That said, I did subscribe to one weekly e-mail service, recommended by a good friend. They send me an informative update every Wednesday, telling me what's happening aboard the Good Ship Uterus. Of course, on the side of this e-mail are ads from their sponsors and links to other articles and activities, but they're generally not obtrusive.
Until I spied a whopper today.
For "This Week's Activity," a clinical psychologist focusing on pregnancy and postpartum adjustment recommends that "...women set aside two 5-10 minute periods a day to think about their baby. Sit quietly and gently rest your hands on your belly. Focus your breathing and start thinking about your baby -- your hopes, dreams, intentions as a parent, etc. It's a great way to initiate the bonding process!"
Where, oh where to begin.
I don't know about other moms-to-be, but I can't think of a moment of any waking day when I'm NOT already thinking about this kid. Work is a welcome respite because it forces my brain to do something else. I know what sort of parent I hope to be (by age 38, I sure as hell hope I do), but I also know it will mostly fly out the window once reality sets in. And does this kid really need MY "hopes and dreams" pushed onto it from fetushood? Therapy is expensive...let's give him or her a bit of fighting chance, shall we?
Here's an idea, Ms. Clinical Psychologist: How about two 5-10 minute sessions a day where you specifically DO NOT focus on the baby? Where you read a good book or enjoy a snack or kiss your partner or sing Journey songs into a spoon or have a dumb conversation with the cat? What if all parents took this advice to heart and carved out said time in their day-to-day, even after the baby arrives? Wouldn't we all feel more calm, more taken care of, and ultimately better equipped to take care of those around us?

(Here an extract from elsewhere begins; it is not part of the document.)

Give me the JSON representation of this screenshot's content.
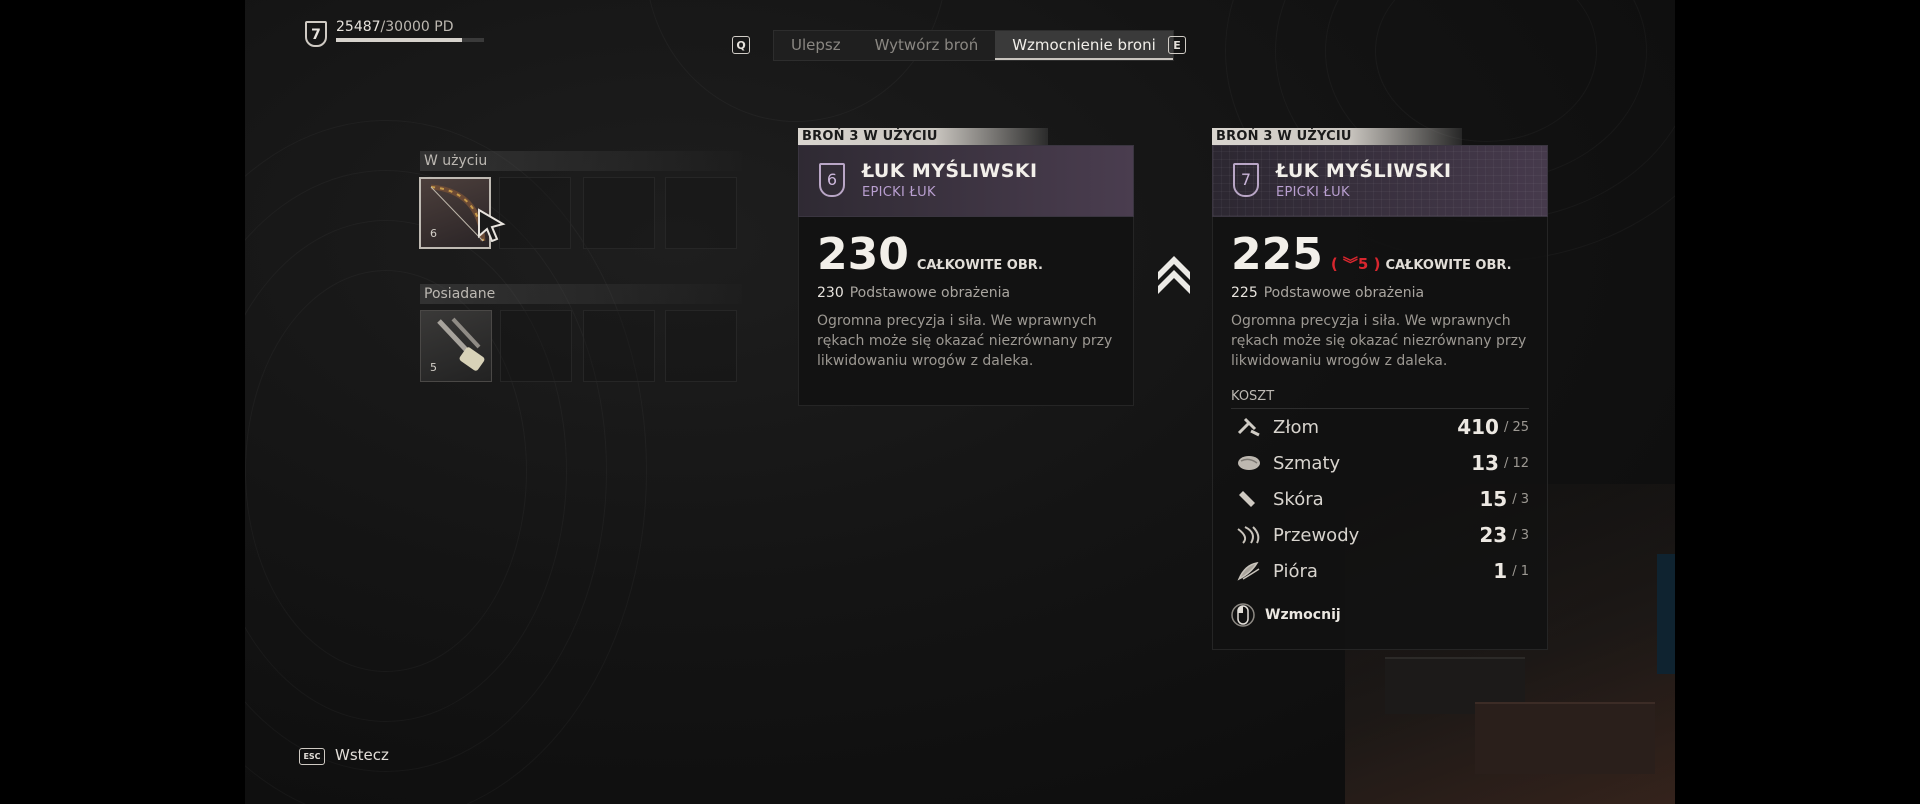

But hey. At least I also found out the Pumpkin Seed is now a Grape. The Brit asked if it was a seedless grape. I raised an eyebrow and asked, "What do you think?" Luckily (and this is why I married him), he laughed.